Since 2003 four members of staff including a former Abbott have been convicted of offences relating to the abuse of many children in their care.

Yesterday the Independent Inquiry into Child Sex Abuse (IICSA) released a report in relation to Ealing Abbey and St Benedict’s School. We at Farleys have a particular interest having represented victims at the school.

IICSA concluded that the total scale of abuse will never be known but is likely to be much greater. They described a sadistic and predatory atmosphere and a culture of cover up and denial in the school allowing sexual abusers to commit crimes against children for decades.

The hundred page report mirrors our own findings from litigating against the school.

In one particular case that we have dealt with a vulnerable 9 year old boy suffered sadistic physical and sexual abuse at the hands of a lay teacher. The worst aspect of his case was that when he turned to a Father at the school rather than protecting him and dealing with the abuse that he suffered the Father himself used the opportunity to sexually abuse the client.

It is fair to say that our client’s entire life has been affected by this abuse. He has suffered psychiatric problems and, despite the fact that he is now in his 50’s, he still suffers because of what happened to him at the school. This is true of many survivors who gave evidence to the Inquiry.

From a legal perspective these are always difficult cases. Limitation is an issue although in light of the IICSA report we would hope that any future Claimants would receive a sympathetic approach from the Defendants.

Quantum is also problematic. Claimants in many of the Ealing/St Benedict’s cases suffered terrible abuse but this was more of a physical/sadist nature. The IICSA report referred to physical abuse in many cases being used as a platform for sexual gratification. The CICA tariff scheme is not equipped to deal with this type of injury. The lowest awards tend to be made for this type of injury not reflecting the true impact. It is only if a psychiatric illness has developed that more reasonable damages are payable.

We await with interest the conclusions of IICSA particularly in relation to the suitability of the existing CICA scheme in compensating victims of this type of abuse.

Any survivor of abuse at Ealing Abbey and St Benedict’s School is encouraged to come forward and will hopefully take some comfort from the Inquiry’s findings.

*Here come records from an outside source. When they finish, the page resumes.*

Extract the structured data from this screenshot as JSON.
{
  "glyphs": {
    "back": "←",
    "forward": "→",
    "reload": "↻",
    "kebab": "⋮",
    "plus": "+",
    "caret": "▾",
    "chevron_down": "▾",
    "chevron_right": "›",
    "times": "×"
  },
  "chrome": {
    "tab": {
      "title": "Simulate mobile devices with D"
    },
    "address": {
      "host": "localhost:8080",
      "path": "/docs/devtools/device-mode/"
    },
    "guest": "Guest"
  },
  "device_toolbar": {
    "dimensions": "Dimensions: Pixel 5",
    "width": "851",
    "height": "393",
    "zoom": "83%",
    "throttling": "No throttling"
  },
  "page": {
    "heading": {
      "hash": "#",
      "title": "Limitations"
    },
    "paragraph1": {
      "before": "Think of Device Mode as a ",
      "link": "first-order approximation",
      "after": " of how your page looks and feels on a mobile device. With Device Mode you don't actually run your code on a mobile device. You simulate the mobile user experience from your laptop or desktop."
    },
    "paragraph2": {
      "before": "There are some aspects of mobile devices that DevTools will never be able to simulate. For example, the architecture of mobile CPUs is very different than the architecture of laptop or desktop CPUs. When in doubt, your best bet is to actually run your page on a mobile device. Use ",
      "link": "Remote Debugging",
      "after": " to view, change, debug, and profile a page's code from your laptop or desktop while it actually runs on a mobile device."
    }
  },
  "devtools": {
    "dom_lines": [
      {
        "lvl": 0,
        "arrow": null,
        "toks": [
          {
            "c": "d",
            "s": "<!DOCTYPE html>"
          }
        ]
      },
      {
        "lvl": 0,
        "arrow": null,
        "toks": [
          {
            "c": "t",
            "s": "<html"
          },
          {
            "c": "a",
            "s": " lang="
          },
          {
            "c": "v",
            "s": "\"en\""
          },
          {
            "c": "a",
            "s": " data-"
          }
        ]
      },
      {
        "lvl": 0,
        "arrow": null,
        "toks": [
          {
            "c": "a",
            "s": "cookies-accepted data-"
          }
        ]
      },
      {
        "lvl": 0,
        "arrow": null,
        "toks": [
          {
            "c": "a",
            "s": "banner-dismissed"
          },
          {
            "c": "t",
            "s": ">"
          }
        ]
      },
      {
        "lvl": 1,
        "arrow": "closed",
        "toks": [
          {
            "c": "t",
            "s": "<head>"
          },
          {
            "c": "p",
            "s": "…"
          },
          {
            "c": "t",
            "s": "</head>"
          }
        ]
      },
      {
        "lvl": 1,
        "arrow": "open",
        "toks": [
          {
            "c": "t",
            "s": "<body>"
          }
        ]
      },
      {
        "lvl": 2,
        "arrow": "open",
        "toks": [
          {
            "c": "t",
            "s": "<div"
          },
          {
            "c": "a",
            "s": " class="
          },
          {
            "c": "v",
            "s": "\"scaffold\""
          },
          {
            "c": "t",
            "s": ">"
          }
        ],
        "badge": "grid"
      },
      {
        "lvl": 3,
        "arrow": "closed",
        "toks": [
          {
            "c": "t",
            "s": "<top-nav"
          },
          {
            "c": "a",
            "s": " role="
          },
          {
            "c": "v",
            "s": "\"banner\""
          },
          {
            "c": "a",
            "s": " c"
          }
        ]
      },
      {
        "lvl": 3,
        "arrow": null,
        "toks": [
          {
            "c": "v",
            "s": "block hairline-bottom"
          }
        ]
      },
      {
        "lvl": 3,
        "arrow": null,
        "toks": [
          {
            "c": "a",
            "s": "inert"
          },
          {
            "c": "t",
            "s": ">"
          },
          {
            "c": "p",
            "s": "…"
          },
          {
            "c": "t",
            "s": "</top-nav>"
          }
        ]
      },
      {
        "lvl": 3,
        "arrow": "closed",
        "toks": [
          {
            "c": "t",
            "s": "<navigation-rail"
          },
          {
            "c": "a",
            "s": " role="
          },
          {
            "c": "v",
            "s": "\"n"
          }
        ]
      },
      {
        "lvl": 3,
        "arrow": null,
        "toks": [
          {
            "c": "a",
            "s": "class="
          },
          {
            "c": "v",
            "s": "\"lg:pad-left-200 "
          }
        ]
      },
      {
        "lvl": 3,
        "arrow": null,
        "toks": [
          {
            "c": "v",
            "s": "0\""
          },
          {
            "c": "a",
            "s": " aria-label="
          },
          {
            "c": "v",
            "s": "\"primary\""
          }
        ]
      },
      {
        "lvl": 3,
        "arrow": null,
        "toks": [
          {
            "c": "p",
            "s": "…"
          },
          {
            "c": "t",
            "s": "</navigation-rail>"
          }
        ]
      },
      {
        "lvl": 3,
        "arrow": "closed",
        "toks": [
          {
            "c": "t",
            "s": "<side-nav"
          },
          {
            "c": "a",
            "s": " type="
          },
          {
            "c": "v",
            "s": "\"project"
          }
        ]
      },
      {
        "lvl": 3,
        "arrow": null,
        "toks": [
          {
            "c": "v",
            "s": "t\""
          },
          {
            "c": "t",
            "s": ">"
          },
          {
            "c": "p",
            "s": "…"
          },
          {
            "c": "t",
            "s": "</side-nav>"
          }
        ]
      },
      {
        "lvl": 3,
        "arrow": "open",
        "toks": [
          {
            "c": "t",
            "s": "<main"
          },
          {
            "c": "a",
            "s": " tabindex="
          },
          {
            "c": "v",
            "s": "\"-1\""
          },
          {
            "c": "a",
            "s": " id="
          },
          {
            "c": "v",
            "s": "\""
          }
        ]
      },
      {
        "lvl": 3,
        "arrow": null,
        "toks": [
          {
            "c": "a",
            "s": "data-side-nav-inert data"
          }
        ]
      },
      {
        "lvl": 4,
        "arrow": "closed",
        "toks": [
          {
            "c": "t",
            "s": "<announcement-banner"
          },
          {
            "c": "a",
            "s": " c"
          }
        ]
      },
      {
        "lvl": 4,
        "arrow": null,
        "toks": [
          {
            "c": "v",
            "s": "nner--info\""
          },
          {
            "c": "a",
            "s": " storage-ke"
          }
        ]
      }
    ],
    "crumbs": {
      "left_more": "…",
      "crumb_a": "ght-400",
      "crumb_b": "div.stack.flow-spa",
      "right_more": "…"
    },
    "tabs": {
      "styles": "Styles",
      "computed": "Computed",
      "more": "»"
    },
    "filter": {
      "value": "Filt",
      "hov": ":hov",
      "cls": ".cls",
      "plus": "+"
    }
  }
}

To speak to a specialist in our abuse department in confidence, please call our dedication abuse line on 0330 134 6430 or contact the team by email.